"Eighty-four percent of GM crops in the world today are herbicide- resistant soybeans, corn, cotton or canola, predominantly Monsanto's 'Roundup Ready' varieties that withstand dousing with herbicide," Bill Frees, science policy analyst at the Center for Food Safety (CFS) and author of 'Why GM Crops Will Not Feed the World', told IPS.
"Pesticide and chemical companies like Monsanto, DuPont, Syngenta, Dow and Bayer have bought up many of the world's largest seed companies, and now call themselves biotech companies - this represents a historic merger of the pesticide and seed industries, which allows them to profit twice by developing expensive GM seeds that increase use of the company's herbicide products," he added.
Seed patents, an off-shoot of the "agro-biotech revolution" that also spawned GE/M, have had two negative consequences since their original issuance by the U.S. Patent Office in the mid-1990s, Frees told IPS: "They enticed pesticide companies to buy up seed firms; and they led to criminalisation of seed-saving."
"Farmers have saved seeds from their harvest to replant the next year for millennia," he added. "Monsanto is changing that. The company has already sued thousands of farmers in the U.S. for saving and replanting its patented seeds and won an estimated 85 to 160 million dollars from farmers, in lawsuits that have ruined farmers' lives, and (partially explains) why we have ever fewer farmers in America."
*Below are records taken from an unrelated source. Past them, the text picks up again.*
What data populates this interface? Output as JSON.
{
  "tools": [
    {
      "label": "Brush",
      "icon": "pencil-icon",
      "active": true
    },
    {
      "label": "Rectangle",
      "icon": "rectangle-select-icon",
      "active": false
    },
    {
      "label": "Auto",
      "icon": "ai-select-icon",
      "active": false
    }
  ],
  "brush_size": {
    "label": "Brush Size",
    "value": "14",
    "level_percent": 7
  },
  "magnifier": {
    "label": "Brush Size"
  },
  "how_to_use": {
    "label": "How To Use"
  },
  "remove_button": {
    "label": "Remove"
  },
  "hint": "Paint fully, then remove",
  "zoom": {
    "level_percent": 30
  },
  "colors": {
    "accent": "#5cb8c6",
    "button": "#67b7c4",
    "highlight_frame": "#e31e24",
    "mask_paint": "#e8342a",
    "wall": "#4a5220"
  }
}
Ray Tricomo, a mentor at the Kalpulli Turtle Island Multiversity in Minnesota, told IPS, "People of colour must re-radicalise themselves and go on the offensive including the return to land bases, from Turtle Island to Africa and Asia."
"Ancient knowledge systems are to be painstakingly recovered, even if it takes centuries," he added.
And this is exactly what is happening.
Despite the deep pockets and aggressive efforts of Big Agro, a major pushback from a broad coalition of forces has limited 80 percent of GE/M planting to just three export-oriented countries: the U.S., Brazil and Argentina.
Nearly two dozen other countries, including the European Union and China, have passed mandatory GE/M labeling, and millions around the world are refusing seed patenting and developing seed banks to protect, share and preserve their seeds.
In Florida, the 4,000-strong Coalition of Immokalee Workers (CIW) is organising to resist farm wage-slavery and "seed-servitude". The Landless Workers Movement (MST) in Brazil has organised 400,000 peasants to join forces with the nearly half-billion farms around the world that are responsible for producing 70 percent of the world's food.
Navdanya, an organisation in the Indian State of Andhra Pradesh, has united 500,000 farmers in their struggle to fight chemical dependency and save indigenous seeds, including preserving over 3,000 varieties of rice.
"For five years, the United Nations Conference on Sustainable Development (CSD) had indigenous farmers from all over the globe come to speak against destructive farm practices and GMOs," King told IPS.
"During the Indigenous People's Permanent Forum, there were complaints about the harm caused by industrial agriculture and the acts in the name of agribusinesses. Farm workers like the (CIW) are protesting their fate," she added.
"They are picketing companies like Trader Joes and Whole Foods, letting the public know that their tomatoes were picked from workers who are basically slave labour."
"Third World Network is fighting back by exploring the problem of GMOs and publishing findings that scientists working on GMOs are capitalists using humans as guinea pigs in a global lab experiment," she added.
"[Numerous] deaths and disabilities have been traced back to a GM product emulating tryptophan. It took nearly 20 years to find the source of the problem," King told IPS.
"GM technology is antithetical to an agroecological approach to agriculture, our only hope for truly sustainable food production," Frees told IPS.
"Without radical change we will continue to have famines," he added. "Haiti is a good example of what happens when a country's farmers are put out of business by cheap, subsidised imports from a rich producer nation (here the U.S.)."
More at the linkA report released Wednesday by the Washington- based Food and Water Watch (FWW) on the... more